Copy out all lines in the material below that contain the string "color".
*** Listed records Section Begins ***
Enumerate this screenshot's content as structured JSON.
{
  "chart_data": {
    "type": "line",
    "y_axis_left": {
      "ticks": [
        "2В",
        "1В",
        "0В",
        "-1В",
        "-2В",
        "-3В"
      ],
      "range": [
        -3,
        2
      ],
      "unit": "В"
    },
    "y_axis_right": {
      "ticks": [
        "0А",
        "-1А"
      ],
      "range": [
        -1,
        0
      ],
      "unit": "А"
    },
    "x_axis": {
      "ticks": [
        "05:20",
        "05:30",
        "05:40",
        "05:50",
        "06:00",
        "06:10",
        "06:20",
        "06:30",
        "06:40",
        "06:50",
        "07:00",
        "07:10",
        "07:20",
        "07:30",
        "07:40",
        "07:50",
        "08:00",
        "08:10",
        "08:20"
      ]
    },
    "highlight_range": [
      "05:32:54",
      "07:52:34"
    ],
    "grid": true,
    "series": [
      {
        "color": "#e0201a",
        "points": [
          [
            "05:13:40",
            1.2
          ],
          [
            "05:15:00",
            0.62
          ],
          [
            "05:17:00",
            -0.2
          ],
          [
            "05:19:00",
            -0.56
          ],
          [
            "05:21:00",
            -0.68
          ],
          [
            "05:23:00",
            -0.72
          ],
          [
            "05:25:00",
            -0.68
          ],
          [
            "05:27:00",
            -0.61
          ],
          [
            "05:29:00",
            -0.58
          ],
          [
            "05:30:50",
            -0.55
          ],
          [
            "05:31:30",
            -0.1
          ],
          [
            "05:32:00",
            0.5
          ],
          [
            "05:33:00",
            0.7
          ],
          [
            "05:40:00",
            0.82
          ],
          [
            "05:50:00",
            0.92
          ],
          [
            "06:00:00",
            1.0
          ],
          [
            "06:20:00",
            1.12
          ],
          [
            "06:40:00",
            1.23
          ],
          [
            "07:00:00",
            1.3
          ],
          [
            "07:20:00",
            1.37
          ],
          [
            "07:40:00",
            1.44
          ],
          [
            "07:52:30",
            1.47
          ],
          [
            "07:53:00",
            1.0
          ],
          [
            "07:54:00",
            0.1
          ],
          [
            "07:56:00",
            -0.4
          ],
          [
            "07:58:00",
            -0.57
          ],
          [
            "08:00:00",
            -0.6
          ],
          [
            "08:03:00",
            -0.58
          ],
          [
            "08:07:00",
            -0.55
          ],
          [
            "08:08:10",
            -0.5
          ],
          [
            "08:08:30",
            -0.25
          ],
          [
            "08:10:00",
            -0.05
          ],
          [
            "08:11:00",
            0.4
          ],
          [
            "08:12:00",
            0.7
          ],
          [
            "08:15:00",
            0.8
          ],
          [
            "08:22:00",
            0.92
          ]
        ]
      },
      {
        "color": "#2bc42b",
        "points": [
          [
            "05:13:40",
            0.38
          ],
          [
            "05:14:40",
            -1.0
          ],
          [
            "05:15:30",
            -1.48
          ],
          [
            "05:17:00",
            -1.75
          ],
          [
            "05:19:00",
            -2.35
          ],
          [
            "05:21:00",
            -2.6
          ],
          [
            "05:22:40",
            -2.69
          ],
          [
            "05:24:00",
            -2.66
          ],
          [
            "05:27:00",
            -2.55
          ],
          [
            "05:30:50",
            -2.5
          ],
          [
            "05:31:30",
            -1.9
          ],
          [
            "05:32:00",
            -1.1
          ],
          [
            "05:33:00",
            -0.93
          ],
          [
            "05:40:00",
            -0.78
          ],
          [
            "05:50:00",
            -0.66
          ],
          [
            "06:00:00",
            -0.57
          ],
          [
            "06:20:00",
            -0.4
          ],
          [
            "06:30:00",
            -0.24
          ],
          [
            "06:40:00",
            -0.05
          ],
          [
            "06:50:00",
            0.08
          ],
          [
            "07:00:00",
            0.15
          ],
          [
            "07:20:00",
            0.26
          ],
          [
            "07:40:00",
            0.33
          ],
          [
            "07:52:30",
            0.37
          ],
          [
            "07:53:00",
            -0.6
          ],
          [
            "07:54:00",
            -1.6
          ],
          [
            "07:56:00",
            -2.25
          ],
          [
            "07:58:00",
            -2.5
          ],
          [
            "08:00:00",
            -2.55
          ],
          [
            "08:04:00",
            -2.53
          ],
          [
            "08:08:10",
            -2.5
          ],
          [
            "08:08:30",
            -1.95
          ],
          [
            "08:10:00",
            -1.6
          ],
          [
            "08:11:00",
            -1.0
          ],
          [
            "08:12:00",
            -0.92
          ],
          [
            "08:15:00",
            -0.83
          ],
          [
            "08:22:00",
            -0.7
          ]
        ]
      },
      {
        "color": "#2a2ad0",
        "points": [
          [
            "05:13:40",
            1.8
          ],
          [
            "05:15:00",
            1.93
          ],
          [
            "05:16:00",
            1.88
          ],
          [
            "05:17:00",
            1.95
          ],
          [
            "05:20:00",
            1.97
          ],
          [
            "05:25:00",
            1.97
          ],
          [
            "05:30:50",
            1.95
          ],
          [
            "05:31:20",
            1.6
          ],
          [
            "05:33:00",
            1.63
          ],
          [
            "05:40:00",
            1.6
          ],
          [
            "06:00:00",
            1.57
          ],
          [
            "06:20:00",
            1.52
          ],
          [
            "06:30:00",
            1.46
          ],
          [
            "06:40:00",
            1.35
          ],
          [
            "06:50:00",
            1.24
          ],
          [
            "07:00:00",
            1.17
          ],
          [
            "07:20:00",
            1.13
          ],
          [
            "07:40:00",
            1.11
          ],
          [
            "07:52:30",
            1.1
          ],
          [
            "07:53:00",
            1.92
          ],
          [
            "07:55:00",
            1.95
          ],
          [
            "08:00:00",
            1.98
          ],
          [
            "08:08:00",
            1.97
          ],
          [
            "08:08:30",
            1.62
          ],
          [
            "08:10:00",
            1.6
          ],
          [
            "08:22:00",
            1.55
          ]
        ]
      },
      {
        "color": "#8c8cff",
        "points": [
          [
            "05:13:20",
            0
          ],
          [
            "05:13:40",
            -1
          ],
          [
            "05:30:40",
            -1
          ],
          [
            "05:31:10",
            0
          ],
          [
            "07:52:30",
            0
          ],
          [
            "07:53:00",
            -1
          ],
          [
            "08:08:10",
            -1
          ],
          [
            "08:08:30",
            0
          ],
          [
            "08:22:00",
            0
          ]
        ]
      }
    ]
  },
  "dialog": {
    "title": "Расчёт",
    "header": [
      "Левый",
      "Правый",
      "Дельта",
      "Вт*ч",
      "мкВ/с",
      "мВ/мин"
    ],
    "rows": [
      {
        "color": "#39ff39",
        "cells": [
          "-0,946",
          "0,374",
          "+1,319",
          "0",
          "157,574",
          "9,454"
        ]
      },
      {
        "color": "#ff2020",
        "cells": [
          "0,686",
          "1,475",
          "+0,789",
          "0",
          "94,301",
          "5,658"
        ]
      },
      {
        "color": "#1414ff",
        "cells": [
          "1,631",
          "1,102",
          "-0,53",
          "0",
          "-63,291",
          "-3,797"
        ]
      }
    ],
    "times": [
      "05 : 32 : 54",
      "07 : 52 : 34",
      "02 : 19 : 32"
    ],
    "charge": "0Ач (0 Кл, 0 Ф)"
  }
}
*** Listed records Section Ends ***
**Result of this exercise**
        "color": "#e0201a",
        "color": "#2bc42b",
        "color": "#2a2ad0",
        "color": "#8c8cff",
        "color": "#39ff39",
        "color": "#ff2020",
        "color": "#1414ff",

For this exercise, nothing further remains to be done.